In the Lyla Richards conference room in the UAA Student Union, quiet but animated conversations are taking place all over the room. Fifteen business representatives sit across from soon-to-be-graduates, discussing fonts, word choices, and the strategic use of bullet points. 23-year-old Evelyn Castillo is a Marketing major with a minor in Journalism and Public Communications. She says she’s looking for a job in marketing:
“I’m interning now in corporate communications with Alaska Communications, and it’s been a great experience, and I’m going to intern in the summer in a marketing position. So far, I really want to go full time into marketing, but we’ll see after this summer if I like it as much as I like P.R.”
Castillo helped organize the event. Business representatives volunteered their time to help over 50 students improve their resumes. She says UAA does a good job of educating students, but should put more emphasis on building networks while in college.
“They don’t really encourage networking opportunities.
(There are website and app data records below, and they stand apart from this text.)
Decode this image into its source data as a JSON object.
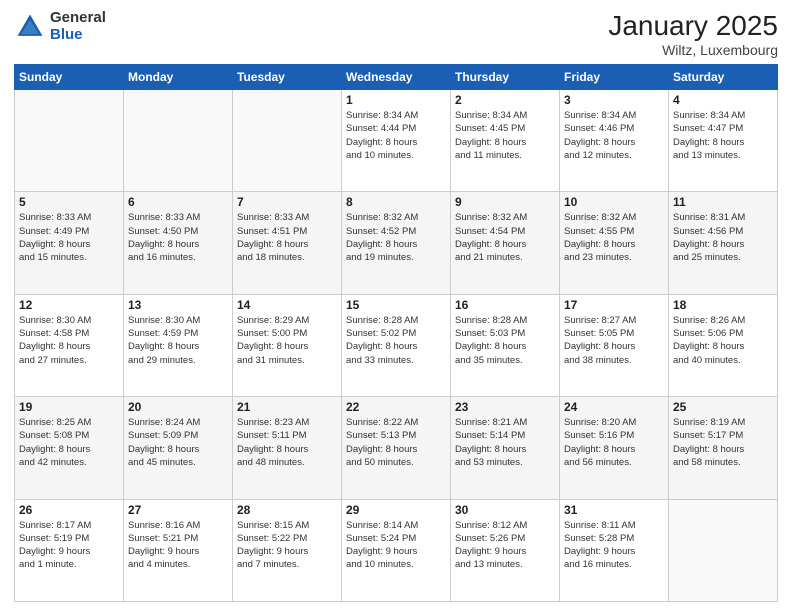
{
  "header": {
    "logo_general": "General",
    "logo_blue": "Blue",
    "month_title": "January 2025",
    "subtitle": "Wiltz, Luxembourg"
  },
  "days_of_week": [
    "Sunday",
    "Monday",
    "Tuesday",
    "Wednesday",
    "Thursday",
    "Friday",
    "Saturday"
  ],
  "weeks": [
    [
      {
        "day": "",
        "info": ""
      },
      {
        "day": "",
        "info": ""
      },
      {
        "day": "",
        "info": ""
      },
      {
        "day": "1",
        "info": "Sunrise: 8:34 AM\nSunset: 4:44 PM\nDaylight: 8 hours\nand 10 minutes."
      },
      {
        "day": "2",
        "info": "Sunrise: 8:34 AM\nSunset: 4:45 PM\nDaylight: 8 hours\nand 11 minutes."
      },
      {
        "day": "3",
        "info": "Sunrise: 8:34 AM\nSunset: 4:46 PM\nDaylight: 8 hours\nand 12 minutes."
      },
      {
        "day": "4",
        "info": "Sunrise: 8:34 AM\nSunset: 4:47 PM\nDaylight: 8 hours\nand 13 minutes."
      }
    ],
    [
      {
        "day": "5",
        "info": "Sunrise: 8:33 AM\nSunset: 4:49 PM\nDaylight: 8 hours\nand 15 minutes."
      },
      {
        "day": "6",
        "info": "Sunrise: 8:33 AM\nSunset: 4:50 PM\nDaylight: 8 hours\nand 16 minutes."
      },
      {
        "day": "7",
        "info": "Sunrise: 8:33 AM\nSunset: 4:51 PM\nDaylight: 8 hours\nand 18 minutes."
      },
      {
        "day": "8",
        "info": "Sunrise: 8:32 AM\nSunset: 4:52 PM\nDaylight: 8 hours\nand 19 minutes."
      },
      {
        "day": "9",
        "info": "Sunrise: 8:32 AM\nSunset: 4:54 PM\nDaylight: 8 hours\nand 21 minutes."
      },
      {
        "day": "10",
        "info": "Sunrise: 8:32 AM\nSunset: 4:55 PM\nDaylight: 8 hours\nand 23 minutes."
      },
      {
        "day": "11",
        "info": "Sunrise: 8:31 AM\nSunset: 4:56 PM\nDaylight: 8 hours\nand 25 minutes."
      }
    ],
    [
      {
        "day": "12",
        "info": "Sunrise: 8:30 AM\nSunset: 4:58 PM\nDaylight: 8 hours\nand 27 minutes."
      },
      {
        "day": "13",
        "info": "Sunrise: 8:30 AM\nSunset: 4:59 PM\nDaylight: 8 hours\nand 29 minutes."
      },
      {
        "day": "14",
        "info": "Sunrise: 8:29 AM\nSunset: 5:00 PM\nDaylight: 8 hours\nand 31 minutes."
      },
      {
        "day": "15",
        "info": "Sunrise: 8:28 AM\nSunset: 5:02 PM\nDaylight: 8 hours\nand 33 minutes."
      },
      {
        "day": "16",
        "info": "Sunrise: 8:28 AM\nSunset: 5:03 PM\nDaylight: 8 hours\nand 35 minutes."
      },
      {
        "day": "17",
        "info": "Sunrise: 8:27 AM\nSunset: 5:05 PM\nDaylight: 8 hours\nand 38 minutes."
      },
      {
        "day": "18",
        "info": "Sunrise: 8:26 AM\nSunset: 5:06 PM\nDaylight: 8 hours\nand 40 minutes."
      }
    ],
    [
      {
        "day": "19",
        "info": "Sunrise: 8:25 AM\nSunset: 5:08 PM\nDaylight: 8 hours\nand 42 minutes."
      },
      {
        "day": "20",
        "info": "Sunrise: 8:24 AM\nSunset: 5:09 PM\nDaylight: 8 hours\nand 45 minutes."
      },
      {
        "day": "21",
        "info": "Sunrise: 8:23 AM\nSunset: 5:11 PM\nDaylight: 8 hours\nand 48 minutes."
      },
      {
        "day": "22",
        "info": "Sunrise: 8:22 AM\nSunset: 5:13 PM\nDaylight: 8 hours\nand 50 minutes."
      },
      {
        "day": "23",
        "info": "Sunrise: 8:21 AM\nSunset: 5:14 PM\nDaylight: 8 hours\nand 53 minutes."
      },
      {
        "day": "24",
        "info": "Sunrise: 8:20 AM\nSunset: 5:16 PM\nDaylight: 8 hours\nand 56 minutes."
      },
      {
        "day": "25",
        "info": "Sunrise: 8:19 AM\nSunset: 5:17 PM\nDaylight: 8 hours\nand 58 minutes."
      }
    ],
    [
      {
        "day": "26",
        "info": "Sunrise: 8:17 AM\nSunset: 5:19 PM\nDaylight: 9 hours\nand 1 minute."
      },
      {
        "day": "27",
        "info": "Sunrise: 8:16 AM\nSunset: 5:21 PM\nDaylight: 9 hours\nand 4 minutes."
      },
      {
        "day": "28",
        "info": "Sunrise: 8:15 AM\nSunset: 5:22 PM\nDaylight: 9 hours\nand 7 minutes."
      },
      {
        "day": "29",
        "info": "Sunrise: 8:14 AM\nSunset: 5:24 PM\nDaylight: 9 hours\nand 10 minutes."
      },
      {
        "day": "30",
        "info": "Sunrise: 8:12 AM\nSunset: 5:26 PM\nDaylight: 9 hours\nand 13 minutes."
      },
      {
        "day": "31",
        "info": "Sunrise: 8:11 AM\nSunset: 5:28 PM\nDaylight: 9 hours\nand 16 minutes."
      },
      {
        "day": "",
        "info": ""
      }
    ]
  ]
}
There’s amazing networks here that I’m a part of, and when I got to the luncheons, which is something I got used to doing because of being at this other school that they put it in our heads that it’s a great networking thing, it’s kind of weird to me when I’m the only student there.”
Megan Metcalf, 25, will graduate in December. She’s a Strategic Communications Major, and is currently serving as an intern at a local public relations agency. Metcalf says she was glad to get some tips on her resume, but she agrees with Castillo that more guidance should be given to students who are looking for industry connections.
“It’s not the easiest thing for students to get in contact with professionals, I think, and if it came from a Professor, or if the relationship were already established, it might be a little easier for students to get a foot in the door.”
Fred Millen is the H.R. Director for Alyeska Pipeline. He says he’s happy to be able to give back to the community by giving out advice to students, especially since he didn’t have the same opportunity when he was a new college graduate.The biggest tips Millen has for graduates entering the job market is surprisingly traditional. Cover letters are key.
“It’s important to an employer to know a little bit about the person, to know that they can write well, that they present themselves well. A cover letter would show that they’ve done a little bit of research about my company, that they’re not just sending out mass resumes or applications.”
He also recommends job hunters send out thank you notes to their interviewers.
UAA’s Career Services Center offers free career advice to students and members of the community. Office manager Natalie Elder also helped organize the workshop, and she is hopeful students getting advice will walk away with a little more confidence:
“I mean, confidence is one of the biggest things they need to be entering the workforce, so confidence and just a better resume. That’s the whole point of this workshop.”
As for me, that looming graduation brings with it both excitement and worry. The uncertainty of economic shifts can make the world seem like a scary place for an undergrad. But if more efforts like this workshop are made available, I think I’ll have a better chance at success.